If you’ve joined us in the audience for our shows before, I hope you see the raw joy and honesty exuding from our pores when we pour our brains out onstage on those late Friday nights. Now, let me take you on a V.I.P. tour of what it’s like on a show night. There is nothing like walking up that steep staircase at The Crowd and turning the corner into the green room to see your teammates (and at this point best friends 4ever) rehearsing their lines for the night’s upcoming show. The joy of working together to write our sketches is heightened as we prepare to show you all the goofy business we’ve been up to. I love that each member of our team has a different strength, and that we’ve learned after an amazing year together how to highlight and showcase our teammates’ talents to create the best show for you that we possibly can. I love the excitement backstage as we listen closely for the laugh we’re excited to hear from a joke we guffawed at in a writing meeting, or the satisfaction of hearing a hilarious ad-lib during a show, to the delight of everyone watching. The energy in the room and amongst our team when we are performing is jubilant, tactile, and addictive. (Can you tell I used a thesaurus for this blog post? Well I use one to write sketches too, so deal.)

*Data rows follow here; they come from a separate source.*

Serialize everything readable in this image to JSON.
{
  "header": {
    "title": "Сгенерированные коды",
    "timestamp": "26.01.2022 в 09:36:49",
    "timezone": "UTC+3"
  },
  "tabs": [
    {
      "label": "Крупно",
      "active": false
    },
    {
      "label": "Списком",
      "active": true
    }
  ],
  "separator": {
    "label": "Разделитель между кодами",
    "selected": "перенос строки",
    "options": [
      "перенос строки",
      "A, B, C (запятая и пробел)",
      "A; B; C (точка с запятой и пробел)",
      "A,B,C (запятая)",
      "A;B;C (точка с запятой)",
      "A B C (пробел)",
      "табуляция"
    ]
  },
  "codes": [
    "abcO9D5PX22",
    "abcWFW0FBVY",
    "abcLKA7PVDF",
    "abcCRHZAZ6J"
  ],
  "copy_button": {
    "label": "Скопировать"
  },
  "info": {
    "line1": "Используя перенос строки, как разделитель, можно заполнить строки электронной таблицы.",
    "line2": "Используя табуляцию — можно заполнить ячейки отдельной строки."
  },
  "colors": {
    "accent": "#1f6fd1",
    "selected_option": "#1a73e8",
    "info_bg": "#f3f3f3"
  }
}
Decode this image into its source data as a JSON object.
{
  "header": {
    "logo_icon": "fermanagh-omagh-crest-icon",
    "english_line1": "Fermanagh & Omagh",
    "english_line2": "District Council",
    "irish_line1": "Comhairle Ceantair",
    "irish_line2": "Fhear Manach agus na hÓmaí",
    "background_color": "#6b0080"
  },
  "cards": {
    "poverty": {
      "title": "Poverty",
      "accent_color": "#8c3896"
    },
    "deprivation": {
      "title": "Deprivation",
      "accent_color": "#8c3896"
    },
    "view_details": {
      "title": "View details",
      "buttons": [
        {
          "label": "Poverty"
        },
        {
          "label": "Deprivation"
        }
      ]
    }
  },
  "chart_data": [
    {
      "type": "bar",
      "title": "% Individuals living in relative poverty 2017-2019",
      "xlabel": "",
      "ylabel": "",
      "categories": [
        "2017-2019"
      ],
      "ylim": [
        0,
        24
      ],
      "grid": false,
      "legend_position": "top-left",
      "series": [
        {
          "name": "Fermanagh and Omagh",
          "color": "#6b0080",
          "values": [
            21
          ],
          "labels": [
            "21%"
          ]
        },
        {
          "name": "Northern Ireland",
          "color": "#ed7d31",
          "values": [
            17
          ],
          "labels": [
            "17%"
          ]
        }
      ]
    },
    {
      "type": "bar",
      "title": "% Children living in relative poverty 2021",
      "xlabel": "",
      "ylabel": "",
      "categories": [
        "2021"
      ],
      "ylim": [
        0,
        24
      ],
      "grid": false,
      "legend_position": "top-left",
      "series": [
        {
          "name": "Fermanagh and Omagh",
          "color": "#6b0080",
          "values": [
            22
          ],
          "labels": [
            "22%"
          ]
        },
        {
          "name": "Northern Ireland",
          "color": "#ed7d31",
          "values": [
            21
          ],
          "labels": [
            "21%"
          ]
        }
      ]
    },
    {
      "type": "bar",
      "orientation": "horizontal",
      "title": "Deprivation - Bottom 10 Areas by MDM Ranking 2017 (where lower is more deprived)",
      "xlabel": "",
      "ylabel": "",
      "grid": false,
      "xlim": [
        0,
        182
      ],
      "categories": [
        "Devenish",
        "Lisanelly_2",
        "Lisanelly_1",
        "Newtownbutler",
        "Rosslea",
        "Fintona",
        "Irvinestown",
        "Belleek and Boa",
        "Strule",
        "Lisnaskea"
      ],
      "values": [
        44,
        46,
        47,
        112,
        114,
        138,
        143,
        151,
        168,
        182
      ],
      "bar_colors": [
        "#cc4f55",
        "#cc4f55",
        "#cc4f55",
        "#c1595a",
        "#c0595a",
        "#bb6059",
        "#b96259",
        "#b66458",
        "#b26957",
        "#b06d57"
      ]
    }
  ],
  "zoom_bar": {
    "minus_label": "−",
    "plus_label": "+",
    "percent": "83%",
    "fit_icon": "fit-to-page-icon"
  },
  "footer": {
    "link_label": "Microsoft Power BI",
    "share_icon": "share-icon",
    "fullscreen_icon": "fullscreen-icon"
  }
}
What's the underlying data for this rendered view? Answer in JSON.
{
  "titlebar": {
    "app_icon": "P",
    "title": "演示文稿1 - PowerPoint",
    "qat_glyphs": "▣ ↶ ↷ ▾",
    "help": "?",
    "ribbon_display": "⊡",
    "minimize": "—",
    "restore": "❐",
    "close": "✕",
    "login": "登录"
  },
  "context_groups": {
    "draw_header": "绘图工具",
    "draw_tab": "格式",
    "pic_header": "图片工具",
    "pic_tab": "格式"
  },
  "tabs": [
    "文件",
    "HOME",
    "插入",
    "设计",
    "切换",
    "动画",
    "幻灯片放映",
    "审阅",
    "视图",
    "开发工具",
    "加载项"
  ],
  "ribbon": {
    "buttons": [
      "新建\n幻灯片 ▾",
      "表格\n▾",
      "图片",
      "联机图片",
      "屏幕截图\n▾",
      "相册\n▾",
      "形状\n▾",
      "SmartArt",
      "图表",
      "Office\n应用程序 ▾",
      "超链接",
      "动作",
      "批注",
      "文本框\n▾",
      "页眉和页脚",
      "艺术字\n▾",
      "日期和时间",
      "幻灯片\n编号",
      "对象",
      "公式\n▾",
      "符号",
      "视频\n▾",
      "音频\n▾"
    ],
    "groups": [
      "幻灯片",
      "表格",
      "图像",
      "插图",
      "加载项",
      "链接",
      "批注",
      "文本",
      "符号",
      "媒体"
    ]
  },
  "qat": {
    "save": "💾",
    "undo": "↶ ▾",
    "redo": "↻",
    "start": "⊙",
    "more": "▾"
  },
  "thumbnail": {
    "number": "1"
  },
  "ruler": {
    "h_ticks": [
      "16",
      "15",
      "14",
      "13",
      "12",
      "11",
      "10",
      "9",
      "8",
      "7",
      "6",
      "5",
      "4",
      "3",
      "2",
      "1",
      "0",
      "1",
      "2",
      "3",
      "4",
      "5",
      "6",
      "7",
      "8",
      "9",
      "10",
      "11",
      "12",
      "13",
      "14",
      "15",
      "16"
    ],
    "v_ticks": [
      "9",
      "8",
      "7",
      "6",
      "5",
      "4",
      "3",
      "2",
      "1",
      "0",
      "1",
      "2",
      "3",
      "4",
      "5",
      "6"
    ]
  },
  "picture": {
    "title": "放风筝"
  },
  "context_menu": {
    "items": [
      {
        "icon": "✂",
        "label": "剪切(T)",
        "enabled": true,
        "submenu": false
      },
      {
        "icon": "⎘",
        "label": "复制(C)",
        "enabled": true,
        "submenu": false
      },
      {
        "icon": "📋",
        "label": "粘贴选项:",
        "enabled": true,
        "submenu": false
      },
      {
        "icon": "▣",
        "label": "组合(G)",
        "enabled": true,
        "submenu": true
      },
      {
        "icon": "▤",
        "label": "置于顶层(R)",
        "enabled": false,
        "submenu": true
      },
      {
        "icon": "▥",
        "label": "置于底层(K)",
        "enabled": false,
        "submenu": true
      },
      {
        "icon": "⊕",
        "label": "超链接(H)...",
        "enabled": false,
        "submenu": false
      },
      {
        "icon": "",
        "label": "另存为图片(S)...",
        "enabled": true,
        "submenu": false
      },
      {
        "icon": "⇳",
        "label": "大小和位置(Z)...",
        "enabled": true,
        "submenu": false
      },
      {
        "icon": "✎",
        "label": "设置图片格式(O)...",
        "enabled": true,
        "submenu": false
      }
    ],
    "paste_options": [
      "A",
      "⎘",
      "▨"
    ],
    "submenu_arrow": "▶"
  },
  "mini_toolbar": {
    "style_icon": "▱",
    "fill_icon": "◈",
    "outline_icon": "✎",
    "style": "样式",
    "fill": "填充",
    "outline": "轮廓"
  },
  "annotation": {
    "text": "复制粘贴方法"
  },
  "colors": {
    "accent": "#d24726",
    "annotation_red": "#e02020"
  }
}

I love dissecting our sketches afterwards, deciding what worked, what didn’t, and what surprised us. This Best of FiasCo show will be such a fun opportunity for us to take that growth and passion to showcase some of our favorite sketches for you to enjoy. We can’t wait, and we hope you’ll be along for the ride as we celebrate a year of writing and performing together!


All this to say that FiasCo is performing 2 (TWO) Best of Shows: Now That’s What I Call FiasCo! Come check us out on the 12th and 13th of July at 8 PM! Tickets are $8! The Crowd is, as always, BEE WHY OH BEE!

P.S. Sarah Magnuson is the one that put all of us weirdos into one room and told us to create things. She is an angel and a star and a woman with a keen eye, and our luck was truly in abundance the day she chose us to fly under her wing. Thanks for all you do for us, Sarah, and reader, if you’re ever lucky enough to work with her, you’ll be lucky too. You can enjoy a taste of her genius by joining us for our Best Of Showcase!




CROWDED is a new zine in town created by Ally Whitelaw, Marixa Ford, Amy Do, and Chrissy Hartzell & we want YOU to submit your talent. We want to showcase the beautiful work of people that usually don’t have the opportunity to put their art out into the world. CROWDED is about giving people a platform to reveal the different mediums they’ve always had in them, whether that be illustration, photography, print work, poetry, short story, comics, horoscopes.